- If you want to create a pull request (PR) of your feature branch to merge it into staging, but all the recent changes from staging should be included to reflect the latest changes but also to not run into merge conflicts.
- If you need to include an update from staging (e.g. hotfix, library upgrade, dependent feature from someone else) to continue working on your feature branch without blocking issues.
Follow this git workflow to keep your feature branch up to date with the staging branch:
git checkout <branch_name>// checks out your feature branchfollow: How to keep a branch up-to-date?git checkout staging// checks out staging branchfollow: How to keep a branch up-to-date?git checkout <branch_name>// checks out your feature branchgit rebase staging// merges all your changes from your feature branch on top of the staging branchgit push origin <branch_name>// pushes the updated feature branch to your remote repository
If you have pushed your branch before to your remote repository, you have to force push your changes, because the history of your branch changed during the rebase with the staging branch:
git push -f origin <branch_name>
But be careful with a force push: If someone else made changes in between on this branch, a force push will forcefully overwrite all these changes.
A pull request (PR) will merge all your feature branch's changes into the staging branch. Afterward, you can delete your feature branch locally and remotely. Even though a merge would be possible without a PR, a PR enables other people to review your feature on platforms like GitHub or Gitlab. That's why a best practice would be to open a PR for your feature branch once you finished the implementation of the actual feature on this branch and pushed everything to your remote repository.
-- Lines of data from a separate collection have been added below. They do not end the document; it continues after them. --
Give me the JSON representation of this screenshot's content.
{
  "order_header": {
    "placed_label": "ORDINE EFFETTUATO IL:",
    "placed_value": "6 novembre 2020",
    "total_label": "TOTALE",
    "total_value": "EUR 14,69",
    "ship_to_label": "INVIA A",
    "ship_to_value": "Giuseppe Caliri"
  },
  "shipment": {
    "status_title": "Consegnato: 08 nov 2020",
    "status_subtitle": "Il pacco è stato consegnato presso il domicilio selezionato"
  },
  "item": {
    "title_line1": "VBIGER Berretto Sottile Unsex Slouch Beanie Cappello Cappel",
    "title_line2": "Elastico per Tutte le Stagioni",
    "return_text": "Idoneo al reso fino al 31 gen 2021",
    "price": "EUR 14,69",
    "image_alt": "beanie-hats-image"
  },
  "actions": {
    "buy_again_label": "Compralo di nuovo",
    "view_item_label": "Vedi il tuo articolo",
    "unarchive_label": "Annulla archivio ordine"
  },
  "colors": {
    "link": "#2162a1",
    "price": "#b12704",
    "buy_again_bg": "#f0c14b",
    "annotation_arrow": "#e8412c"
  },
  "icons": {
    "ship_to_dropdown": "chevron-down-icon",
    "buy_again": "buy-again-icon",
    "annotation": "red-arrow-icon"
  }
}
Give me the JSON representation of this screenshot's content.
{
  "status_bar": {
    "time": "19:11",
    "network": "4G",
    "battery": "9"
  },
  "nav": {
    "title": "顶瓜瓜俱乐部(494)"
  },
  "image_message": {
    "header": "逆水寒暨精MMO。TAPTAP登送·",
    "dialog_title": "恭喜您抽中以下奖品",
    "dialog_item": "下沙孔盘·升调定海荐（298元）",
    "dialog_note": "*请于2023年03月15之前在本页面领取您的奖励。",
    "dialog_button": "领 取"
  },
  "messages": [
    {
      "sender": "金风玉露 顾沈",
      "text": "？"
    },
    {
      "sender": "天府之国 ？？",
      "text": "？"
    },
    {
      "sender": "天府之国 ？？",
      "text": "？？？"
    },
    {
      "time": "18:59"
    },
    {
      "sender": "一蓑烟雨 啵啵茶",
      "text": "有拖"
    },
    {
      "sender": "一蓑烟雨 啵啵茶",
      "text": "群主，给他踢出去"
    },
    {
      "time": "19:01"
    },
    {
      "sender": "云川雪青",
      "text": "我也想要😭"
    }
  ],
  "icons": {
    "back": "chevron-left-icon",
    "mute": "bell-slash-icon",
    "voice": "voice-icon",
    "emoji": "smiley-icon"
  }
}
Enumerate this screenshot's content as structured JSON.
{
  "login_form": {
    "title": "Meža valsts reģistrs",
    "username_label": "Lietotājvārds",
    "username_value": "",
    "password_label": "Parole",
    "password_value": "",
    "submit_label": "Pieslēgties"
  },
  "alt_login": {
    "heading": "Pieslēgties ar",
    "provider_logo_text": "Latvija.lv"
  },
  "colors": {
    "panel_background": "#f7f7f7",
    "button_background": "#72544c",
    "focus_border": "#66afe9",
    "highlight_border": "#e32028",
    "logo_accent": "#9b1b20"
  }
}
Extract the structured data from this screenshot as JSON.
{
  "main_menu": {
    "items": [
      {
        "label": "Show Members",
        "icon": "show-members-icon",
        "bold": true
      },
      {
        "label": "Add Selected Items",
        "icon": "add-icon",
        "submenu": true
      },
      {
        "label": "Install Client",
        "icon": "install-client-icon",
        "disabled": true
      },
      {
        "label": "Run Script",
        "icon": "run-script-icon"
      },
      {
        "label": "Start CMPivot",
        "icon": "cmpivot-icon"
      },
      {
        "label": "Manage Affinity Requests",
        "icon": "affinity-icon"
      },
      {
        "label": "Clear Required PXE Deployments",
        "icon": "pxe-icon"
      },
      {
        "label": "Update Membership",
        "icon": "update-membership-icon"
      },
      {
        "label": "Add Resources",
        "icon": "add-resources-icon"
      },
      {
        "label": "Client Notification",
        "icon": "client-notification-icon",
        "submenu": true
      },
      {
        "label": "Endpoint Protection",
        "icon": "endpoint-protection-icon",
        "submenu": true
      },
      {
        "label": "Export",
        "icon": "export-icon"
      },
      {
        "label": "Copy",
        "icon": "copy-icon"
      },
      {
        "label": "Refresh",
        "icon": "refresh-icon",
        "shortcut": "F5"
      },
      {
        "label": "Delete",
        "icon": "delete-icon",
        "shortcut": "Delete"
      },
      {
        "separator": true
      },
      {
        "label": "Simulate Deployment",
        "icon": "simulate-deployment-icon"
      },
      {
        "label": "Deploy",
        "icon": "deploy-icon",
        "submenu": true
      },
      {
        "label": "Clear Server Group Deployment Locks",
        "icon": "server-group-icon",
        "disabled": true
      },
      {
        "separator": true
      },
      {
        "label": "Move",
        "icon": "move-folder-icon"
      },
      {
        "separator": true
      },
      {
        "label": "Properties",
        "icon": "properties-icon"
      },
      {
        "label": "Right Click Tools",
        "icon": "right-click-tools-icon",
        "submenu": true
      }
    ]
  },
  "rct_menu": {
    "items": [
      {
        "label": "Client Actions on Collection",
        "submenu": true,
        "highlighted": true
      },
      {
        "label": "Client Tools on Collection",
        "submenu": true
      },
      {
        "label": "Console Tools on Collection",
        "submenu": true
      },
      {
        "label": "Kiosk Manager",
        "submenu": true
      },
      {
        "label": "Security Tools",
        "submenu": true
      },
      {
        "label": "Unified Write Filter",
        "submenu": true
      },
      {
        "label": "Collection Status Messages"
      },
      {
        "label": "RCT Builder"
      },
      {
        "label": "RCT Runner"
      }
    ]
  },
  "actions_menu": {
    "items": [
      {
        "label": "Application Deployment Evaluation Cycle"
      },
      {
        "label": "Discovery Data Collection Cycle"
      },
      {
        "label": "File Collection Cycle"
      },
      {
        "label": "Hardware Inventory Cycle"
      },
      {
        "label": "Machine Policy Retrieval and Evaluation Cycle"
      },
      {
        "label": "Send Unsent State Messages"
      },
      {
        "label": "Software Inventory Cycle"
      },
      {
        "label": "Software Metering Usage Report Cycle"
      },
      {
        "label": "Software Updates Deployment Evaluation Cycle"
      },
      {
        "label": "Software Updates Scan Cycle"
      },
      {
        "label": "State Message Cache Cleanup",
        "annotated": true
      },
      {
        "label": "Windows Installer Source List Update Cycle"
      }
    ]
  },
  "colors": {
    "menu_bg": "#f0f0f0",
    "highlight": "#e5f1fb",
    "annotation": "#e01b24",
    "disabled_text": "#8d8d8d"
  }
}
The git workflow looks as follows:
- follow: How to keep a feature branch up-to-date with staging?
- do: Open Pull Request on GitHub/Gitlab/... for your feature branch.
- wait: CI/CD, discussion/review, approval of team members.
- optional: Push more commits to your remote branch if changes are needed due to discussion.
If everything is fine with your feature branch, continue with one of the following ways:
- 1) Merge your PR directly on your GitHub/Gitlab/...
- 2) Or continue on the command line with the merge:
git checkout staginggit merge --no-ff <branch_name>// merges your feature branch into staginggit push origin staging
Congratulations, you have merged your feature branch into staging and kept everything up-to-date along the way. Now, rinse and repeat this git workflow for your next feature branch. If you screwed up anything during your git workflow, it's always worth to check out this tutorial to revert almost anything with git.
The previous git workflows for keeping your branches up to date and merging them into each are based on git's rebase feature. By using a rebase, you will always apply your changes on top of other team members changes. This way, you git history will always tell a linear story. The following commands will help you to keep the git history of your feature branch tidy:
git revert <commit_sha>// if you want to undo a commit// but want to keep this in history for documentation// makes most sense if you follow atomic commitsgit rebase -i HEAD~<number_of_commits>// if you want to reorder, rename, or squash commits into each othergit commit --amend// if you want to append changes to your last commitgit commit --amend -m "<commit_message>"// if you want to change the commit message of your last commit
Some of these git commits will change your local commit history. If you have pushed your feature branch to your remote repository before, you will have to force push these changes. Be careful again that you don't overwrite a team member's changes with the force push.
I would be curious about other git workflows, if there exist any, so let me know about them in the comments. If you have any git best practices or gotchas you want to add, then let us know about them. After all, I hope this walkthrough helps you to establish a git workflow for your team working with git. In the long run, it will make you and your team more productive by aligning you on a common sense process.